“Empowering and enabling citizens is not just a means to an end. It is not just about putting pressure on the government to deliver. It is also an end by itself. It deepens democracy,” Ramesh notes. Adds Swati: “Our biggest learning has been that in a democracy, the system does respond. It may respond slowly and unpredictably, but it does respond. You just have to be persistent and also create a critical mass.”

In order to do this, Janaagraha needs to scale. Over the next five years, the organization plans to expand its activities to 10 cities. It has recently identified Hyderabad as its next city of focus. Team Janaagraha will begin its activities there by gathering information regarding the quality of the city’s ward infrastructure and services; the level of citizen engagement and awareness, and the governance ecosystem. “This will give us the baseline data to measure the impact of our work over subsequent years,” according to Ramesh.

Strengthening the Core

This systematic and metric-driven approach and its track record have won Janaagraha many supporters. In October 2010, global philanthropic investment firm Omidyar Network India Advisors committed funding of US$3 million to Janaagraha over three years. This is the largest grant by Omidyar for projects of this nature outside the U.S. The funds will used by Janaagraha to scale its operations.

Surya Mantha, director investments at Omidyar, lists the reasons for funding Janaagraha: The quality and reputation of the founders; their holistic, systems-oriented approach to addressing and solving the problems of urban governance; their emphasis on citizen engagement; the innovative use of technology to drive civic participation and engagement, and the emphasis on metrics/scorecard and rigorous measurement of social impact. “They are unique in their space in taking the approach they do,” Mantha says.

The award from Omidyar is the first mainstream funding for Janaagraha. In its initial years, the organization was fully funded by the Ramanathans. It had a small core team of around 15 people and worked primarily through volunteers. But as the organization and its scope and scale of activities grew, the duo realized that their funds alone would not suffice. (Since its inception, the couple has funneled around US$1 million into Janaagraha. All of their work with the organization is pro-bono.) They also felt that to be a sustainable institution, Janaagraha should have funding from other sources.

But before they approached external donors, the Ramanathans took various steps to strengthen the organization internally. To begin with, they put together a formal organizational structure, including an advisory board with individuals like L.C. Jain (a noted economist, policy maker and winner of the Magsaysay award. Jain passed away in November last year); Ramachandran, the ex-chief secretary of the government of Kerala, and others.

A working council to oversee the day-to-day operations of the organization, and separate teams and strong external advisory groups for the various programs was also created. For instance, one of the programs for mobilizing voter registration had former chief election commissioner T.S. Krishnamurthy and Infosys co-founder N.R. Narayana Murthy as advisors. Other key measures included streamlining various processes, implementing an accounting system, developing clear performance metrics and adopting the balanced scorecard approach.

Ashish Dhawan, co-founder and senior managing director at venture capital firm ChrysCapital Investment, has donated over US$1 million in his personal capacity to Janaagraha and is a member of its advisory board.

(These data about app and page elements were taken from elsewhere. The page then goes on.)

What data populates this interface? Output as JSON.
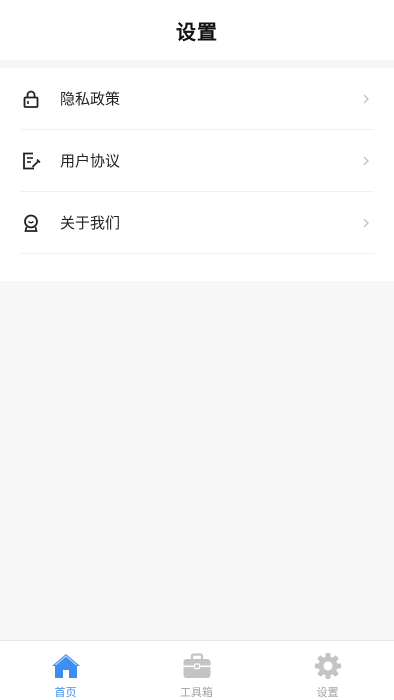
{
  "header": {
    "title": "设置"
  },
  "menu": {
    "items": [
      {
        "label": "隐私政策",
        "icon": "lock-icon"
      },
      {
        "label": "用户协议",
        "icon": "edit-document-icon"
      },
      {
        "label": "关于我们",
        "icon": "person-badge-icon"
      }
    ]
  },
  "tabbar": {
    "active_color": "#3c8ef0",
    "inactive_color": "#a3a3a3",
    "tabs": [
      {
        "label": "首页",
        "icon": "home-icon",
        "active": true
      },
      {
        "label": "工具箱",
        "icon": "toolbox-icon",
        "active": false
      },
      {
        "label": "设置",
        "icon": "gear-icon",
        "active": false
      }
    ]
  }
}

He believes that Janaagraha is a thought leader in the space of urban governance and could have a huge impact over the next decade or two. He adds a note of caution, however. “It will take time to move the needle, nothing will change overnight. The biggest challenge for Janaagraha and its founders is to have the persistence to stay the course.”

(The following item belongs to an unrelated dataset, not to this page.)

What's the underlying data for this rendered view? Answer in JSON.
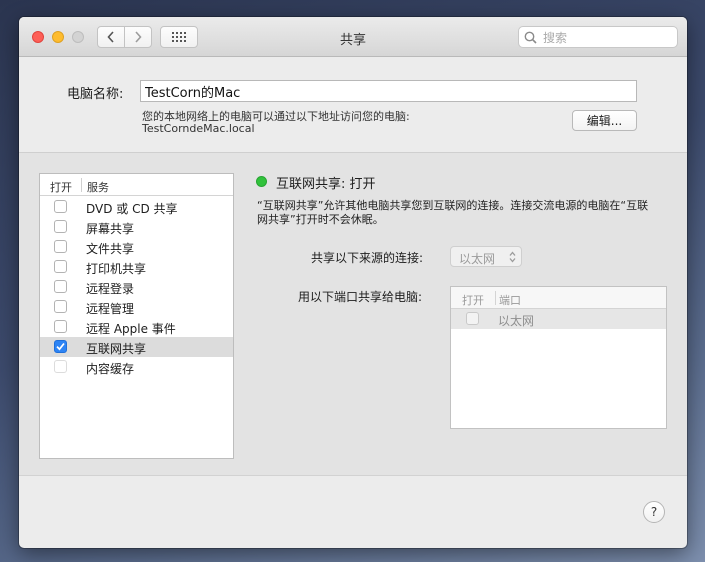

Janaagraha has had its share of critics, too. The most common criticism is that the organization is elitist and has an urban bias. The founders shrug this off. Says Ramesh: “We want the work of Janaagraha to ultimately impact everyone, especially the poor. But we are from middle class urban India and we can’t walk away from our identity. For us, inclusive development is not about working exclusively with the poor. It is about bringing people together.”